We are going to be strict on attribution, as part of helping you develop a professional approach to your work. During this course, you will be collecting and using lots of images, text and other media from various sources, online and in the real world, as well as taking photos and video yourself. It is essential that you attribute where you get these materials from, if they are not your own creation. And if they are your own creation, tell us, so we know. If you build on or modify others’ work, you need to state this. We want you to get into good habits, and missing attribution will count against you in grading. Carnegie Mellon’s official plagiarism policy and advice is here: https://www.cmu.edu/academic-integrity/plagiarism/index.html
Communicate with us
If you have questions outside of class please e-mail. We will respond to you as soon as possible. Keep in mind, instructors generally won’t be checking e-mail late in the evenings and during the weekends. The questions and comments we receive from students are often relevant to the entire class. Therefore, we will frequently use e-mail as a means of distributing pertinent project information to all of you. Please check email often so that you are not left out of the loop.
If at any point you’d like additional feedback on your performance please don’t hesitate to request it.
Take care of yourself
This class is meant to be interesting, and exploratory, but as a student you are under lots of pressure from different directions. If you can maintain a healthy lifestyle this semester, it will help you achieve your goals and cope with stress. All of us benefit from support during times of struggle. You are not alone.
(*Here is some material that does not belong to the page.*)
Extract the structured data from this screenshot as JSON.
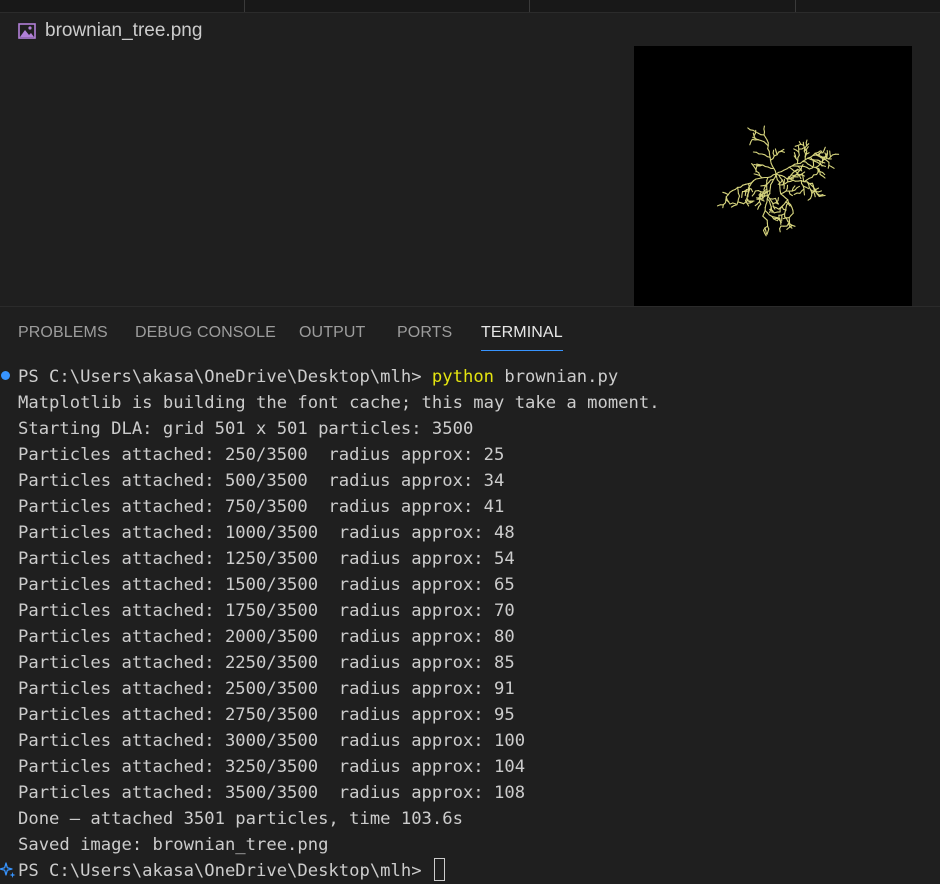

There are many helpful resources available on campus and an important part of the college experience is learning how to ask for help (this is actually a really useful skill to develop anyway, even in less stressful situations). Asking for support sooner rather than later is often helpful.
If you or anyone you know experiences academic stress, difficult life events, or feelings like anxiety or depression, we strongly encourage you to seek support. Counseling and Psychological Services (CaPS) is here to help: call 412–268–2922 and visit their website http://www.cmu.edu/counseling/.
Consider reaching out to a friend, faculty or family member you trust for help getting connected to the support that can help. If you or someone you know is feeling suicidal or in danger of self-harm, call someone immediately, day or night:
CaPS: 412–268–2922; Re:solve Crisis Network: 888–796–8226
If the situation is life threatening, call the police:
On campus: CMU Police: 412–268–2323
Off campus: 911
If you have questions about this or your work, please let Francis, Eugenia, or Dan know.
(This text is lightly modified from that provided by now-President Farnam Jahanian, based on the work of the Task Force on the CMU Experience)